* _Your task_
Copy out the records below exactly as they appear.

*** Records provided ***

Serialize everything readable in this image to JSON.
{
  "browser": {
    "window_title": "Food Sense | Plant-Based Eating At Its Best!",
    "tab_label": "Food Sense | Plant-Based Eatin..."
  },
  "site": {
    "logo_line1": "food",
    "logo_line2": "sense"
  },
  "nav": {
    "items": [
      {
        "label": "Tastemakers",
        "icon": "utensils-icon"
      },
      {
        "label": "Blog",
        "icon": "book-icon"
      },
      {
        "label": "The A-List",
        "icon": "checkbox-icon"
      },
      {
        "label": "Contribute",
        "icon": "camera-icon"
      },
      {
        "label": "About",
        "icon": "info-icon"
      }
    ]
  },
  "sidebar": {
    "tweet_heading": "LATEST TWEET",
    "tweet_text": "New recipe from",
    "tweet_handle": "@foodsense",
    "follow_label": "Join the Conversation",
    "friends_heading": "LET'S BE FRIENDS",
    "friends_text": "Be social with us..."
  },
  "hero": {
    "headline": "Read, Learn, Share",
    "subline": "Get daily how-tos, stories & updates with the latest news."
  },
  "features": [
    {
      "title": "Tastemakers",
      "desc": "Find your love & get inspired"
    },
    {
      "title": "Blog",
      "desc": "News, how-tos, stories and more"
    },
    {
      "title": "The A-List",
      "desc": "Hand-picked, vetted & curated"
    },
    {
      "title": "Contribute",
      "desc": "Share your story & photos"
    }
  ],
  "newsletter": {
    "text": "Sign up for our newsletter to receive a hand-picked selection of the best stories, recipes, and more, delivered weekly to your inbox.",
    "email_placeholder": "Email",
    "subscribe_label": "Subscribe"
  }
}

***

* _Result_
Serialize everything readable in this image to JSON.
{
  "browser": {
    "window_title": "Food Sense | Plant-Based Eating At Its Best!",
    "tab_label": "Food Sense | Plant-Based Eatin..."
  },
  "site": {
    "logo_line1": "food",
    "logo_line2": "sense"
  },
  "nav": {
    "items": [
      {
        "label": "Tastemakers",
        "icon": "utensils-icon"
      },
      {
        "label": "Blog",
        "icon": "book-icon"
      },
      {
        "label": "The A-List",
        "icon": "checkbox-icon"
      },
      {
        "label": "Contribute",
        "icon": "camera-icon"
      },
      {
        "label": "About",
        "icon": "info-icon"
      }
    ]
  },
  "sidebar": {
    "tweet_heading": "LATEST TWEET",
    "tweet_text": "New recipe from",
    "tweet_handle": "@foodsense",
    "follow_label": "Join the Conversation",
    "friends_heading": "LET'S BE FRIENDS",
    "friends_text": "Be social with us..."
  },
  "hero": {
    "headline": "Read, Learn, Share",
    "subline": "Get daily how-tos, stories & updates with the latest news."
  },
  "features": [
    {
      "title": "Tastemakers",
      "desc": "Find your love & get inspired"
    },
    {
      "title": "Blog",
      "desc": "News, how-tos, stories and more"
    },
    {
      "title": "The A-List",
      "desc": "Hand-picked, vetted & curated"
    },
    {
      "title": "Contribute",
      "desc": "Share your story & photos"
    }
  ],
  "newsletter": {
    "text": "Sign up for our newsletter to receive a hand-picked selection of the best stories, recipes, and more, delivered weekly to your inbox.",
    "email_placeholder": "Email",
    "subscribe_label": "Subscribe"
  }
}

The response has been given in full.